- **Required action**:
Scan the records for "gadgeon" and copy each line that contains it.

- **Given records**:
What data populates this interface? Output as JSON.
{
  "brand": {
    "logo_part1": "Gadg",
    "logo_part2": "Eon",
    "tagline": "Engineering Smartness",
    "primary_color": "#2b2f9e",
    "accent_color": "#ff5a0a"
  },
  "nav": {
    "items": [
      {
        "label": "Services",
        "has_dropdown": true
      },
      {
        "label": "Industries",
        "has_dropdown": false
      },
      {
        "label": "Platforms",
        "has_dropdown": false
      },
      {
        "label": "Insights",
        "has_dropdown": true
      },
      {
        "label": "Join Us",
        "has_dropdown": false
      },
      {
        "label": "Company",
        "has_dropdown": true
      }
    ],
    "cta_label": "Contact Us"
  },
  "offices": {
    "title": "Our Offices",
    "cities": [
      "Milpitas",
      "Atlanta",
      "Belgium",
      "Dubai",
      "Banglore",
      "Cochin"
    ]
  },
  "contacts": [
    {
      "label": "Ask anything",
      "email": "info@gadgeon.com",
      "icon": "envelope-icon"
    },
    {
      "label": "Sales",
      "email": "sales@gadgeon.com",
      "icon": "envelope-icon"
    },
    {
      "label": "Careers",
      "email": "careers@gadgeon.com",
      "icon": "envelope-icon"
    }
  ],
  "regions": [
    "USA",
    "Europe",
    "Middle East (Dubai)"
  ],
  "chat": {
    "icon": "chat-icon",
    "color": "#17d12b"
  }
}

- **Your solution**:
      "email": "info@gadgeon.com",
      "email": "sales@gadgeon.com",
      "email": "careers@gadgeon.com",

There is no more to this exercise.